* Material for the task
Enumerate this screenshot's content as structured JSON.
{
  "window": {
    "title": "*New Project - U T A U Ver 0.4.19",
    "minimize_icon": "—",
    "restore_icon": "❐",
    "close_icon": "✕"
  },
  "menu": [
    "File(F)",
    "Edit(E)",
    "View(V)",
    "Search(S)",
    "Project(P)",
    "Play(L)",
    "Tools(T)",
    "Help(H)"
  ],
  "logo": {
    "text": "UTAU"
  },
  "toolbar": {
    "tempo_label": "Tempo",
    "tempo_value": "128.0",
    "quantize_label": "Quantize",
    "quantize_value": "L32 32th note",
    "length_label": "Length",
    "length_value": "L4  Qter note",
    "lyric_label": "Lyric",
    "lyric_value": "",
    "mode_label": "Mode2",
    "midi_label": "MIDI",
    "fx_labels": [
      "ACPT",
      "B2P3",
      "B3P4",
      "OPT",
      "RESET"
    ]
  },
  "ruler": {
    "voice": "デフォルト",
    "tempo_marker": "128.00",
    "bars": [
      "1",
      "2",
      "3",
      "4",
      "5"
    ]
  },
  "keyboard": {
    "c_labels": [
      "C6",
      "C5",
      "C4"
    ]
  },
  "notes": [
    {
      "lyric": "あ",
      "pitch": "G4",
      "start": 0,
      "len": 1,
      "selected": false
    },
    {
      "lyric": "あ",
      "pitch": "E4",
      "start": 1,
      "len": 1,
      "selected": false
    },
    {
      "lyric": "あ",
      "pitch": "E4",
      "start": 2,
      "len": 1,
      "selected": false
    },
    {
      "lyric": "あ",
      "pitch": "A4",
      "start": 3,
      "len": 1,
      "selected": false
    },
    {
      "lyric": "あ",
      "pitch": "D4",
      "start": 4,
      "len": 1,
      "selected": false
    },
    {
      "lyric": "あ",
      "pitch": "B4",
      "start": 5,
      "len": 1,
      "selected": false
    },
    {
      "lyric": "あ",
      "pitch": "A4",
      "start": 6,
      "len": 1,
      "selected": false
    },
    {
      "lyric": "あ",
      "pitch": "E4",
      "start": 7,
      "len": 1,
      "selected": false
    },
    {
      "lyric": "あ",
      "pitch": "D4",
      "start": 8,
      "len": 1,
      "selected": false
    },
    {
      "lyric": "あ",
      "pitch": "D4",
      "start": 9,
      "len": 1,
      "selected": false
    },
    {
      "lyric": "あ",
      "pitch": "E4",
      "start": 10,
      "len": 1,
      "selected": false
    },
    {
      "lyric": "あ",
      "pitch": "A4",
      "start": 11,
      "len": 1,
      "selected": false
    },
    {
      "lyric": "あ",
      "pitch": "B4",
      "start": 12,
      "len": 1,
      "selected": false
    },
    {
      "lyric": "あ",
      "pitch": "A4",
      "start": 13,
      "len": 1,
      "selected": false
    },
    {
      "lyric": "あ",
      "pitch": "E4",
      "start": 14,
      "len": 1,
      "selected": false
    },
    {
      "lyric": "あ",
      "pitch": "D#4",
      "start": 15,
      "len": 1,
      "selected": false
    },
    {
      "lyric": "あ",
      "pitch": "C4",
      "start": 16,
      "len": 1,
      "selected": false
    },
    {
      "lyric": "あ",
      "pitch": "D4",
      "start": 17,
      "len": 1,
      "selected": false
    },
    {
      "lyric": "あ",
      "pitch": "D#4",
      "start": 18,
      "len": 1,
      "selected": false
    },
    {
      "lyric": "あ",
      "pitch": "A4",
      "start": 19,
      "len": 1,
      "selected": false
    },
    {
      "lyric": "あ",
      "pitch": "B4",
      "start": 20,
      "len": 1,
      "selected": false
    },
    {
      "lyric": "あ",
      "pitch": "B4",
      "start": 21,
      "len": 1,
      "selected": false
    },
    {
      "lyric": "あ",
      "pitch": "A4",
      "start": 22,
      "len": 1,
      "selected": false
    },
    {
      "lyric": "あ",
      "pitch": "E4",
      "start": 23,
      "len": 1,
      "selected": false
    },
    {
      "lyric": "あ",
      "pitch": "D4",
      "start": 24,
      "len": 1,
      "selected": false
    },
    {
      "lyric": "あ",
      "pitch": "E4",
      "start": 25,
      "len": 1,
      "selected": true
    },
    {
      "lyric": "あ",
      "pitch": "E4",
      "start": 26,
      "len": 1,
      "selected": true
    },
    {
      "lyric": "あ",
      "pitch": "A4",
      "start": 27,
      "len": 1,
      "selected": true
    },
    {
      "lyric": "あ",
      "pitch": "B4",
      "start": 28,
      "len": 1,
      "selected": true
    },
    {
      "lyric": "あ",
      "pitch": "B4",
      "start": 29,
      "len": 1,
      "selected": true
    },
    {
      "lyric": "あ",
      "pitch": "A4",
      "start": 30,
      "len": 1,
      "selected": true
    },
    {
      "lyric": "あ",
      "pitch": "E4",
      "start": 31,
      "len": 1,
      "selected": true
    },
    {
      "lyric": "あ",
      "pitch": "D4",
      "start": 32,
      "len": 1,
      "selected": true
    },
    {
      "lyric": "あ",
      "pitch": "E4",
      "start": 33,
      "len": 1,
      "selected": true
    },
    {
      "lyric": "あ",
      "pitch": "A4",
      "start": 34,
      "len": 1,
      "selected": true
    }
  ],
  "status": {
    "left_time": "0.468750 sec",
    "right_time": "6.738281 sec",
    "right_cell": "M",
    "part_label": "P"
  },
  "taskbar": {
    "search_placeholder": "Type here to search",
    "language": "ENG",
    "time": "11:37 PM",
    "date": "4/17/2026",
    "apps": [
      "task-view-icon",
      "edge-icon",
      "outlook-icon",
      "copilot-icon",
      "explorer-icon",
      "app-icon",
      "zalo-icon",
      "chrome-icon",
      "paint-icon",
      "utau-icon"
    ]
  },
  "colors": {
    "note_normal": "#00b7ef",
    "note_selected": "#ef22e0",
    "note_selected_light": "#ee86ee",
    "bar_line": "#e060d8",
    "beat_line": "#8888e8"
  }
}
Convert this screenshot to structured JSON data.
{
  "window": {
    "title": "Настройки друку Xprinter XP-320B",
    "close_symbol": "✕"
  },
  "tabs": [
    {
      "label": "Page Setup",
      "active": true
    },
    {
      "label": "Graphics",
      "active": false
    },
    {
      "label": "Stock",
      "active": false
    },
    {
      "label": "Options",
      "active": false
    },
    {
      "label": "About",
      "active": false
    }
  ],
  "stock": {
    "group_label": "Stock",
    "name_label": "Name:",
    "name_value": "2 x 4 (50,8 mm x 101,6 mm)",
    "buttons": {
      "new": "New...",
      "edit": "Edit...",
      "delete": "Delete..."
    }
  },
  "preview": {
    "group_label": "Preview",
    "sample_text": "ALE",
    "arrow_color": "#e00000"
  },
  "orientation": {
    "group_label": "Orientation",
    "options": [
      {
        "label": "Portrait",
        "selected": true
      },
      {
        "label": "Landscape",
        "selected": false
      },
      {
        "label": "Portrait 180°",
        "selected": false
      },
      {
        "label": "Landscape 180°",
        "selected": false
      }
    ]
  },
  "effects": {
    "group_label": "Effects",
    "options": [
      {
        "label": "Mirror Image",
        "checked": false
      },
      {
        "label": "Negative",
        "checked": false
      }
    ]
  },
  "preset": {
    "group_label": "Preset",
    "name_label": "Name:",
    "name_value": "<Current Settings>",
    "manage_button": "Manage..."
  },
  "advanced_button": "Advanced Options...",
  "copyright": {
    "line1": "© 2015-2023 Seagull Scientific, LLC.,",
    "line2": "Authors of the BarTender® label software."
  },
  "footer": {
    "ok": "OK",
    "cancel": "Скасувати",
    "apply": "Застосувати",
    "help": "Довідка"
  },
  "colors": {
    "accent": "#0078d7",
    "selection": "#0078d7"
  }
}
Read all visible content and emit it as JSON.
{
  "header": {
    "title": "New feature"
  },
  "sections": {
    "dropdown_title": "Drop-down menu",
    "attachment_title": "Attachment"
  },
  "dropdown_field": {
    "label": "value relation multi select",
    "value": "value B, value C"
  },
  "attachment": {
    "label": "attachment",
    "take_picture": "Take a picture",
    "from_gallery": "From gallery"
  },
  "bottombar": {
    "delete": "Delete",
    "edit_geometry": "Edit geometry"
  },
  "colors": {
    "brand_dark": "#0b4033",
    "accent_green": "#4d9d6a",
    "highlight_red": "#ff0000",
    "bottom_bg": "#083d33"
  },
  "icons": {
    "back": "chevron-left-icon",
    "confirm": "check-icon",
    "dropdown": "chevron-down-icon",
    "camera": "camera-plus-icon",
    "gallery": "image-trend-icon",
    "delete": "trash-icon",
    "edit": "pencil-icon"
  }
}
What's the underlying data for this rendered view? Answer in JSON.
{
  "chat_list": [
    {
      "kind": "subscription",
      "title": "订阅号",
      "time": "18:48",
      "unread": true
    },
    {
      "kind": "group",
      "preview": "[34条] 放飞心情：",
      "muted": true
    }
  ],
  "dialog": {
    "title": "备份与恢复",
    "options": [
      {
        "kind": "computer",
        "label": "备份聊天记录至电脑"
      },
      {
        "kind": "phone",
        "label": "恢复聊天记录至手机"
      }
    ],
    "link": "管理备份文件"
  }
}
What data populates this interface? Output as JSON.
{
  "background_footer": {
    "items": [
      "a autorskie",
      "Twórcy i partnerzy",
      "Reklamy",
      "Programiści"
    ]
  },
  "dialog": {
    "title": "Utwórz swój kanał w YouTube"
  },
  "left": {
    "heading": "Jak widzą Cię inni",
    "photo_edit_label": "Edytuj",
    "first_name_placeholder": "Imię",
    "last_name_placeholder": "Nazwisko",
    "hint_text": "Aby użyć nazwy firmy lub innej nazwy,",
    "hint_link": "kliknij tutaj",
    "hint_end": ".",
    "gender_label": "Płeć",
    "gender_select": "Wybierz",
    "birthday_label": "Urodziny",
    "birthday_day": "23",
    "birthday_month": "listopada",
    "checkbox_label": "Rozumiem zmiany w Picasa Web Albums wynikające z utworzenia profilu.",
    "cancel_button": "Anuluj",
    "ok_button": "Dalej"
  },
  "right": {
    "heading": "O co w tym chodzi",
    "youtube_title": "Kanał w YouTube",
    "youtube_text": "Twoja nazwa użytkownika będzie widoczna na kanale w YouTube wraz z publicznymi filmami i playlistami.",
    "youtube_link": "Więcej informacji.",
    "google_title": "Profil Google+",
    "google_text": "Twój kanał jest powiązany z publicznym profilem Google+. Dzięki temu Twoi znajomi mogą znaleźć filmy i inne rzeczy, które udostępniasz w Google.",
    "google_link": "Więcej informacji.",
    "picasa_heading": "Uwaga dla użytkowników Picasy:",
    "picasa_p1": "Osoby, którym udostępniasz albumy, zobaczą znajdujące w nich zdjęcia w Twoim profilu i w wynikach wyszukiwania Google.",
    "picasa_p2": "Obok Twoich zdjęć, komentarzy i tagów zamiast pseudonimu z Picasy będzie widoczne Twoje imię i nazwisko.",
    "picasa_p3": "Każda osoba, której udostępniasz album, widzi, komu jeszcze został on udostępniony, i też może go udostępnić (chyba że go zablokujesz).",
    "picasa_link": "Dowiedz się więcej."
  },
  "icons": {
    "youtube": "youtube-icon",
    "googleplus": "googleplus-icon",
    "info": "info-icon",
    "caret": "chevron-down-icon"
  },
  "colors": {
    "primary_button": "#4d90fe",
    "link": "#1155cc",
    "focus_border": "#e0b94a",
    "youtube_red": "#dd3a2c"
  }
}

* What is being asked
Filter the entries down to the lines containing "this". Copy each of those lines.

* Written solution
Enumerate this screenshot's content as structured JSON.
Convert this screenshot to structured JSON data.
What's the underlying data for this rendered view? Answer in JSON.
What data populates this interface? Output as JSON.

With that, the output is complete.